Which raises an interesting and very important question: How does somebody lose a job in Canada, and show up in Dublin, and receive a luxury apartment in Rathgar at the taxpayer’s expense in January 2019?

It’s not exactly a short process, usually. He’d have had to establish eligibility, for one thing, and proof of a lack of sufficient income, and all the rest of it. How long was he in the country before getting this apartment? The Irish Times, naturally, doesn’t ask.

We don’t know when Mr. Karim entered Ireland and when he first applied for social housing. We know that he was in Canada on a two year work visa and that he worked for a time in Calgary International Airport. On September the 14th of 2015 Karim wrote to the Airport regarding an incidence of alleged racial discrimination. Assuming that he had reached out to the airport shortly after the incidence, which we know took place on the first day he went to work at Calgary Airport, his visa would have run out some time around the winter of 2017. Mr. Karim eventually lost his job in the airport, he says because of racial discrimination, but it is unclear if he then came immediately to Ireland or if he continued to stay in Canada for a period.
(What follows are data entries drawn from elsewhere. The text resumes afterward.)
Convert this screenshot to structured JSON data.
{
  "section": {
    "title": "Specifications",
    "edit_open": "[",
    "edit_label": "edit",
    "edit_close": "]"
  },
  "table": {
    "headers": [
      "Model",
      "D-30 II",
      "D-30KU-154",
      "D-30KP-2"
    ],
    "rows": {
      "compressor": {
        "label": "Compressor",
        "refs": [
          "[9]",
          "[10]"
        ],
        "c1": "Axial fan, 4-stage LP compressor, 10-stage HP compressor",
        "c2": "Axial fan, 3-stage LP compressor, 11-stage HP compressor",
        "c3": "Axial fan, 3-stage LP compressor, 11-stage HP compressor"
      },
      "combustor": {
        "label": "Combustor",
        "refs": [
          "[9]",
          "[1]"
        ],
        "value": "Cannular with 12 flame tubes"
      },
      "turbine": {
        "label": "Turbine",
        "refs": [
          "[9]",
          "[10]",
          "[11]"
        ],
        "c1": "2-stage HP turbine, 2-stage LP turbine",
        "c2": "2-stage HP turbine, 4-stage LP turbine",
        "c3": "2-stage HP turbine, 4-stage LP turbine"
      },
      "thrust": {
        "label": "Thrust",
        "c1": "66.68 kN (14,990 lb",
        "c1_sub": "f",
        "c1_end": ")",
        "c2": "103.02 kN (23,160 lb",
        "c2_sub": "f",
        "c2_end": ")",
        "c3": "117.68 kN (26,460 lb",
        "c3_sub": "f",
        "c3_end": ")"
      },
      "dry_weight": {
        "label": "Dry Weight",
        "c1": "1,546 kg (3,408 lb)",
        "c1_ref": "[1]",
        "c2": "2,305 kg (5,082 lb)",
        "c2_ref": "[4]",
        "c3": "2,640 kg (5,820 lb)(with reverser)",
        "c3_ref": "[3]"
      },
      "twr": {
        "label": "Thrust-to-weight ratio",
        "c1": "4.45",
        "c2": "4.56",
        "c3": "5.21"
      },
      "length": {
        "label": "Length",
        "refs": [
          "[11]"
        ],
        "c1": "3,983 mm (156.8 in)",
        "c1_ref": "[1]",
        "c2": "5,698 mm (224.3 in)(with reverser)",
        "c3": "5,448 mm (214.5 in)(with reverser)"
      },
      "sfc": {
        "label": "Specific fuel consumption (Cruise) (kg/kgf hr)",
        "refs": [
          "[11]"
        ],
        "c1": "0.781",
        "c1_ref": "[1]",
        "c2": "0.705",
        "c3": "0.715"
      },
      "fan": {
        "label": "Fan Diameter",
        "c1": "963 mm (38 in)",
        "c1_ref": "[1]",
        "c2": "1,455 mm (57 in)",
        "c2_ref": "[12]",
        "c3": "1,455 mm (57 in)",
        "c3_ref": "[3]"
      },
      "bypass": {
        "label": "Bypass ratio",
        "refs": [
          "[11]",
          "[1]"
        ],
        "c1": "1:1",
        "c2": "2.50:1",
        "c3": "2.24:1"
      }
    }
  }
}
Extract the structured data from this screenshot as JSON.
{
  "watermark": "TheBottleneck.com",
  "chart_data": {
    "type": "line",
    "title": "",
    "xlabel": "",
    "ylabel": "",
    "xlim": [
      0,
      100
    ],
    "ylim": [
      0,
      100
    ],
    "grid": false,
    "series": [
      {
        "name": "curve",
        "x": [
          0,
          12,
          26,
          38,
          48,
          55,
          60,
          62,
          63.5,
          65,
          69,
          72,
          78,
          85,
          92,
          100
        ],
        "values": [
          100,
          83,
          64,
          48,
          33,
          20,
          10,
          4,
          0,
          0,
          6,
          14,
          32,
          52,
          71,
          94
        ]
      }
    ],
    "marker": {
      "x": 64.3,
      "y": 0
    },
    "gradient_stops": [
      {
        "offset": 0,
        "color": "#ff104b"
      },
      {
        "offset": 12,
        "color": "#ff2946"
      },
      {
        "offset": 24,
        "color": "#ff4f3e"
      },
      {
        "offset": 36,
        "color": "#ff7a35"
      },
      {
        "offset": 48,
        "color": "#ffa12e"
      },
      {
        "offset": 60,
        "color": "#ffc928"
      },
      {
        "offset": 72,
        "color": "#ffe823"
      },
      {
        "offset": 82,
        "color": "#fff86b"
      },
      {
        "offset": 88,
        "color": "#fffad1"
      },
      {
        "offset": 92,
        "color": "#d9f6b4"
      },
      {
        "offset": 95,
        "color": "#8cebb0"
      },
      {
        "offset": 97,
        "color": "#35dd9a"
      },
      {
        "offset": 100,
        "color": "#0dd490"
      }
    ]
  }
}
In 2019, the year Mr. Karim received his apartment, there were 5,643 ‘qualified households’ in Dublin city who had been on the housing list for more than seven years. Another 3,663 had been on the waiting list for 4-7 years. Those are households, not people, so you’re looking at thousands more people waiting for homes than those numbers suggest.

Rathgar, where Mr. Karim now lives, is under the remit of South Dublin County Council (SDCC). In 2018 SDCC said that the average waiting times for social housing were: 9 years for a 1 bedroom home; 7 years for a 2 bedroom home; 8 years for a 3 bedroom home; and 10 years for a 4 bedroom home.

What’s going on there? According to our friends at the Dublin Enquirer, some people have been on the waiting list for social housing in Dublin since the mid-2000s. That’s more than a decade waiting for a list. Mr. Karim, it seems, wasn’t waiting anything like that long before getting one of the best social houses Dublin has to offer.

Isn’t all of that absolutely intriguing? We’ll keep asking questions about it. The Irish Times, naturally enough, will not, but we’re confident they’ll keep trying to get him his gym membership.

With additional reporting by Gary Kavanagh